I recovered my spirits sufficiently to be able to "sail" downstairs, and as I reached the dining-room, the flush of excitement came to my cheeks. I wondered how it would all end. Arthur was not in the dining-room, so I threw myself into an armchair to await him. I was rather impatient. I suppose it was natural that I should be. I took up a newspaper and tried to read. I did not have to try very long.

"Mrs. Ravener." It was James, the butler. I suppose he was not sure that I was in the Chair, as I was covered with newspaper.

"Yes, James."

"Master told me to give you this note."

I snatched it from the man's hands, and read it hastily. "Dear Elsie," it ran, "I have just received a telegram that calls me up to town immediately. Do not wait dinner for me, and pray do not be angry. Your affectionate husband, Arthur Ravener."

Oh, this was cruel. I waved my hand to James to dismiss him, and then flung myself upon the sofa in an agony of weeping. For twenty minutes I gave my grief full play, and then, when anger came peeping in, I let it enter and take possession of my soul. I rang the bell. James, with suspicious promptness answered the call.

"James, did any telegram come here for your master this afternoon?"

"Not to my knowledge, madame."

"Are you sure?"


"Go ask the servants, and find out if anybody brought a telegram for Mr. Ravener to the house to-day."

He soon returned. "No one has received any telegram. If one had come to the house," he added with the officiousness of his class, "I should have known it."

"You may go."

My blood was boiling. I would not be set aside. Perhaps Arthur Ravener thought I was a milk and-water maiden. He made a great mistake. "I gave him the option between peace and war," I said to myself, "and he has chosen war. So be it."

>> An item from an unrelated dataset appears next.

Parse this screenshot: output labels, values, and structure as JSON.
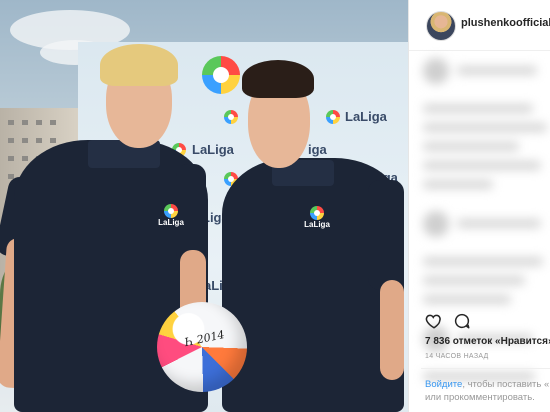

I tried to be lively, but it was a failure. I was changed. I was no longer a flippant girl, but a jealous woman. Does any one know what a jealous woman really is? I think not. Perhaps a volcano always on the eve of eruption is about the best simile I can suggest.